Try it
What is the number of lines in the following data that contain "Management"? Answer with the number alone.

--- Material for this exercise ---

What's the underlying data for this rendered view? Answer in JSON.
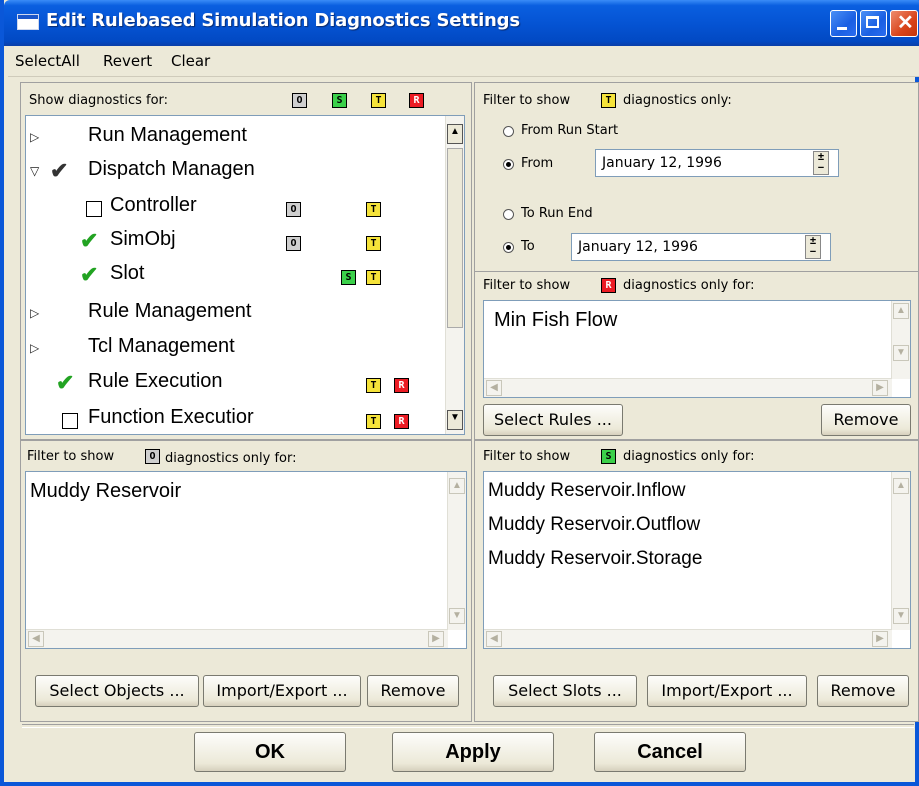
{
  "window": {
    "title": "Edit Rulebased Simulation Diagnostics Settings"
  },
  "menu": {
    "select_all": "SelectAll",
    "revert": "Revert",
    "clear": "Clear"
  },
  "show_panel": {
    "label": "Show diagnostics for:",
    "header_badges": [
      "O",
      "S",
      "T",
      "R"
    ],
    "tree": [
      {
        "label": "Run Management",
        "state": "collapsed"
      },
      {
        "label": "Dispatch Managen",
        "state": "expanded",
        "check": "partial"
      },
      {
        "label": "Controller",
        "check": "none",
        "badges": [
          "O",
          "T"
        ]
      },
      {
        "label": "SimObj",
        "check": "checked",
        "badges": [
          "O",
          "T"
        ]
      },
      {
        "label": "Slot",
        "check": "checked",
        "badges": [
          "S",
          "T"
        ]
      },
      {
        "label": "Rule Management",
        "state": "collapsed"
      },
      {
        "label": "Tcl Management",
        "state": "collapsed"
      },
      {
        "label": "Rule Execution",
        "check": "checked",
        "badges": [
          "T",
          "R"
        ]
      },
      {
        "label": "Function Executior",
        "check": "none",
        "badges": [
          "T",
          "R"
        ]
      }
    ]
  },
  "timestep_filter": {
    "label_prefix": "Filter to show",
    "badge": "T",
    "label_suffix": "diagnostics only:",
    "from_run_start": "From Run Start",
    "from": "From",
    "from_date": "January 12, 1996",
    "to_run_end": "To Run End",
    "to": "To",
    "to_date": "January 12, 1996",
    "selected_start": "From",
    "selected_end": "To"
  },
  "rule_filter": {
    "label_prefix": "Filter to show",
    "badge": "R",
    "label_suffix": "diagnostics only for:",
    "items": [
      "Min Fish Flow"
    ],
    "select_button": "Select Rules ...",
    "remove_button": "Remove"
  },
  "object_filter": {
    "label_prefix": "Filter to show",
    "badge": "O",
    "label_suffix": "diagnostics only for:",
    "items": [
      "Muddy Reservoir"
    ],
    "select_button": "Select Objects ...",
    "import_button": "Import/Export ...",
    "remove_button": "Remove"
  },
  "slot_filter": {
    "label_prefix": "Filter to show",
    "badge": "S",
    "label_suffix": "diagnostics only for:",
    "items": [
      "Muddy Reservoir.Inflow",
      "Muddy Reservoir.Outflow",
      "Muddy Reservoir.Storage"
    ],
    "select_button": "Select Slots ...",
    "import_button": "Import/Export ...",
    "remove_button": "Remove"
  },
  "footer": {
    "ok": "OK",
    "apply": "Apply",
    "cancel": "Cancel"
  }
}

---

Written response
3